But there are lots of companies that don’t have this costly competitive challenge. There are all sorts of NASDAQ stocks where the “innovation expense” doesn’t get in the way of dividends.

Want To Check Out NASDAQ Stocks That Aren’t In Tech?

There are plenty of them, and Starbucks and Costco are probably the best known.

But you’ll also find quite a few ETFs trading on the NASDAQ, and many of these pay nice dividends.

There are also opportunities to invest in real estate, through REITs, and energy, through trusts.

But here’s the thing…

No matter what sector you’re exploring, it’s important to identify companies that can be counted on for profitability that is strong and stable. You also want to see the opportunity for strong earnings growth, and a low valuation compared with similar companies.

What happens when you see a high yield?

What’s the best way to get your arms around the risks and the rewards?

Proceed With Caution When You Find Higher Yields

Just like any stock with an above average yield, a careful look at the balance sheet is a good idea, and the payout ratio should also be checked.

In the spring of 2014, Vodaphone Group (VOD) paid a dividend yield of 7.93%. On the surface, very attractive. But behind the scenes, the company may have been struggling to achieve this by directing an unhealthy share of its revenues to pay the dividend. The Vodaphone payout ratio was 68.1%.

By comparison, Intel (INTC) offered a yield of 3.38% and a payout ratio of 47.6%.

A safer route to take when you explore the NASDAQ for dividend stocks is to drive down a more familiar road. One of them is the road that leads to a group of stocks with a track record of dividend growth.

NASDAQ Dividend Achievers

The NASDAQ Dividend Achievers are stocks that have increased their dividend payout each year for the past 10 years. In 1979, Moody’s Investor Service built a model to identify strong dividend-paying stocks. This model is now owned and marketed by NASDAQ OMX, and there are ten different sets of achievers.

These different indexes are specialized, focusing on different types of dividend paying stocks such as UK stocks, Canadian stocks, or preferred stocks. Each one is an index and is tracked by an ETF.

How can you invest in the NASDAQ Dividend Achievers?

These two ETFs reflect two of the broader indexes:

  • NASDAQ Dividend Achievers (DIVQ)
  • NASDAQ US Dividend Achievers Select Index (DVG)

Keep in mind that a stock doesn’t have to actually be listed on the NASDAQ to be a Dividend Achiever. But it does need a track record of growing annual regular dividends for at least the past 10 years.

And don’t forget about the built-in benefits of investing in NASDAQ dividend stocks. There’s an additional advantage you’ll capture.

The Extra Upside Of A NASDAQ Dividend Stock

Investing in a NASDAQ stock that pays dividends can provide your portfolio with some built in diversity. It’s a way to position your portfolio for capital appreciation in the growth of the actual share price, along with the opportunity to collect income from dividends.

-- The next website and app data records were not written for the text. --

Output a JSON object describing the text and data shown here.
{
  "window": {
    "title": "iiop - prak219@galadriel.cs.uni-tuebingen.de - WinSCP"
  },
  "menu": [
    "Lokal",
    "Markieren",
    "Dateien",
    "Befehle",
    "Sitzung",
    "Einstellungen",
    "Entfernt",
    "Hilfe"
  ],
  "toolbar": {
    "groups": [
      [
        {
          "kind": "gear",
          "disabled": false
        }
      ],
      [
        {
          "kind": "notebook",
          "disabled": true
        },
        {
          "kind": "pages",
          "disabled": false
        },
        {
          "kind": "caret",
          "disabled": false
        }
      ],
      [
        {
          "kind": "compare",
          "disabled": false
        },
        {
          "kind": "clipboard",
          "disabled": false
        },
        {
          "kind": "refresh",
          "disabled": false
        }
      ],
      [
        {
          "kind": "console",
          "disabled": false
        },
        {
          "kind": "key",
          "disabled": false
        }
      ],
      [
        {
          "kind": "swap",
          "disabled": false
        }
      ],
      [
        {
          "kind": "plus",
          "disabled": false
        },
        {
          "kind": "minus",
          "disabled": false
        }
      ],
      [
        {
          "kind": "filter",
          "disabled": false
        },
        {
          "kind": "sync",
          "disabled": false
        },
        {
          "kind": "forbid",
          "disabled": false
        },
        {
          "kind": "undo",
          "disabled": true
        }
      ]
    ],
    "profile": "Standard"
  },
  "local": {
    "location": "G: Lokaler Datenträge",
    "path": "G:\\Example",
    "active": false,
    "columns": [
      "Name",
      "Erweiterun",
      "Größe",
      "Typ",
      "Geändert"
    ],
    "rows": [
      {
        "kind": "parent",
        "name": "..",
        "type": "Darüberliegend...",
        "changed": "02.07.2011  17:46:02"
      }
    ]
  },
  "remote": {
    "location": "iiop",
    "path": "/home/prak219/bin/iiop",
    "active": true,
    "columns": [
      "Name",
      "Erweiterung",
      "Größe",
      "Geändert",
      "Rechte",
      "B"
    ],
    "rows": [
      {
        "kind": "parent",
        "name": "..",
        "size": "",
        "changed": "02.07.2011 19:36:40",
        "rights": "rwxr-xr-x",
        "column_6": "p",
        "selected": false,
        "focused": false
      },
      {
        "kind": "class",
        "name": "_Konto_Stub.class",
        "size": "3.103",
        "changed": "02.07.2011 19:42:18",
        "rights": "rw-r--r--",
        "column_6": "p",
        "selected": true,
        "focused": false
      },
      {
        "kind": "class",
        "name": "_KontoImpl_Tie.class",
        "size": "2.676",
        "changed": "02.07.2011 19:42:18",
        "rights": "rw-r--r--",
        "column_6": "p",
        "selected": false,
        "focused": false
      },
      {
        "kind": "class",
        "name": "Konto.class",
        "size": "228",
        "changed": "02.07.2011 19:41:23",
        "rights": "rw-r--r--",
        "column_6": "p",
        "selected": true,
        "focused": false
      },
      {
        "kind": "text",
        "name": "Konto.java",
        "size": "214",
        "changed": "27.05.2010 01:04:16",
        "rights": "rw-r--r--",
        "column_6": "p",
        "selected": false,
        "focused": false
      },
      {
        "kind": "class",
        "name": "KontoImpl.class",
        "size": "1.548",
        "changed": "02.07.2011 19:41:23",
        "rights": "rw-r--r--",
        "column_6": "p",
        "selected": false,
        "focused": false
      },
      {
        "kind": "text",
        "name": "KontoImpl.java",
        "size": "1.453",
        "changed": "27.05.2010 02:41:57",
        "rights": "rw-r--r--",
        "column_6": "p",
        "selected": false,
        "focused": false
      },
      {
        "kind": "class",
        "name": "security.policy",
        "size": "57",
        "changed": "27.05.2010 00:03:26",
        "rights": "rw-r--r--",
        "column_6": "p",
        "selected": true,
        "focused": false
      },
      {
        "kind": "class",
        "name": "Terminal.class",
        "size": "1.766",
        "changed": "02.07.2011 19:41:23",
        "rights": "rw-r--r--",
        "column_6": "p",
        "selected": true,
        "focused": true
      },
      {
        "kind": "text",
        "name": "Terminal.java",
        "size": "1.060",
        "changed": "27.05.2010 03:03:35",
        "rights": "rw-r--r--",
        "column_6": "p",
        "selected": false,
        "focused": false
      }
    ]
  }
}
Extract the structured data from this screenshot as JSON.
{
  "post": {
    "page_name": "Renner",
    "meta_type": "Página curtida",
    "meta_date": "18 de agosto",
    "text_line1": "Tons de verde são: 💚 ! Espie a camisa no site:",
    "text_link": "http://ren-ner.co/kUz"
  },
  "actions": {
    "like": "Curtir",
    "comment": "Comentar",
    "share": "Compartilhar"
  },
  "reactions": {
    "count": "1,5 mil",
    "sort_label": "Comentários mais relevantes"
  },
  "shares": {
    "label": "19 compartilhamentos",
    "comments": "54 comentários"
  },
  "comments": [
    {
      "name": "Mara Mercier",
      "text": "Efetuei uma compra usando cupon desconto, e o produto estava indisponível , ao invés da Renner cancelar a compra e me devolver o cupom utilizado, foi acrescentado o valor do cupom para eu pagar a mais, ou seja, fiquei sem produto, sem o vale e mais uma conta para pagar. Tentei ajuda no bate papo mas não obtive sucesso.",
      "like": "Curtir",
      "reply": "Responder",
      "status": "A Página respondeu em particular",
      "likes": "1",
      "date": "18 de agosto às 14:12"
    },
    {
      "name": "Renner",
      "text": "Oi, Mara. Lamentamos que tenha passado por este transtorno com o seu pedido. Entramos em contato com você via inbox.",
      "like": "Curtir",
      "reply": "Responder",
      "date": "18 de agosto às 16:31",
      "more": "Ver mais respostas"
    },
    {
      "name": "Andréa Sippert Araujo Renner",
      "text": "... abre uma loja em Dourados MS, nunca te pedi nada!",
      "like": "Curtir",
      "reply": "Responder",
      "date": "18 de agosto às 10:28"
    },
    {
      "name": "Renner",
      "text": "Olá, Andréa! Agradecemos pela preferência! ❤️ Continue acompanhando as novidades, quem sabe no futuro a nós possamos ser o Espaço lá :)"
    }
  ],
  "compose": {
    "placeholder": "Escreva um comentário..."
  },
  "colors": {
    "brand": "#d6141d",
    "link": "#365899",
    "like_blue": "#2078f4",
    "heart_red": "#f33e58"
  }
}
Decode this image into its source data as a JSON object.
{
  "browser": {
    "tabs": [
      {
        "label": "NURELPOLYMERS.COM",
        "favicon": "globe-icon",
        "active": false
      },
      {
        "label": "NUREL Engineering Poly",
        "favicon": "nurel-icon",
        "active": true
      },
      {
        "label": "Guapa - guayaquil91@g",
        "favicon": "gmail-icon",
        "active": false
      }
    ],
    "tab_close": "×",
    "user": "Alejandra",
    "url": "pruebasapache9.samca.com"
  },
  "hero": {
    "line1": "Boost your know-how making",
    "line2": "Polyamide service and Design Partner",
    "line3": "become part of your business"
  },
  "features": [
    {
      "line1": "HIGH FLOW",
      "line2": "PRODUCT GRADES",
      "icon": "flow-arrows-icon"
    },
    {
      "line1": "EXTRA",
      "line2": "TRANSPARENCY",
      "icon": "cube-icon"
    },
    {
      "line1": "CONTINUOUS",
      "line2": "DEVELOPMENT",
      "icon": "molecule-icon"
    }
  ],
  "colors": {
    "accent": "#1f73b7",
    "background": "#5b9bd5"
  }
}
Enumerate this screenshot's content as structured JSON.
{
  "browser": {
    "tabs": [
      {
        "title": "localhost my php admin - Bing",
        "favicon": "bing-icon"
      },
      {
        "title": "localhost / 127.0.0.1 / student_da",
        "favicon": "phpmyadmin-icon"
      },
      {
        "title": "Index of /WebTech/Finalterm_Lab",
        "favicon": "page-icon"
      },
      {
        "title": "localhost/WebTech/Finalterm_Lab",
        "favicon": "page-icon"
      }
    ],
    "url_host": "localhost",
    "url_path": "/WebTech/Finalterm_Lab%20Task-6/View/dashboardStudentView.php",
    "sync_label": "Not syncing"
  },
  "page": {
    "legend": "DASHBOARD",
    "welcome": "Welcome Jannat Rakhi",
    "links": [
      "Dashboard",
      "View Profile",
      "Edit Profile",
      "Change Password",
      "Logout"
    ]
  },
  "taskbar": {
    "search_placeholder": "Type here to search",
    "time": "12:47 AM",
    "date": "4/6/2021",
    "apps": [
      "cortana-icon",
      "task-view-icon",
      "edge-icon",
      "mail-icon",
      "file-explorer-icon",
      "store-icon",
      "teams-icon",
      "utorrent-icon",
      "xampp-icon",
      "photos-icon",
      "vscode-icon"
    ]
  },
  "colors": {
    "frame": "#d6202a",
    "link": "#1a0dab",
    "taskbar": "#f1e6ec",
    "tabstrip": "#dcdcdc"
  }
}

Tags: , , , ,

Category: Dividend Stocks

About the Author ()

Michael Jennings writes and edits DividendStocksResearch.com showing how you can profit from dividend stocks. His passion for stocks and especially Dividend Stocks began at an early age. Now he shares his knowledge and wisdom with anyone who asks... He shows beginning investors, retirees, and even trading pros how to create regular income by investing in dividend stocks, easily, step-by-step! You can Sign up for his free Dividend reports and dividend newsletter at http://www.dividendstocksresearch.com/free-sign-up

Leave a Reply

Your email address will not be published. Required fields are marked *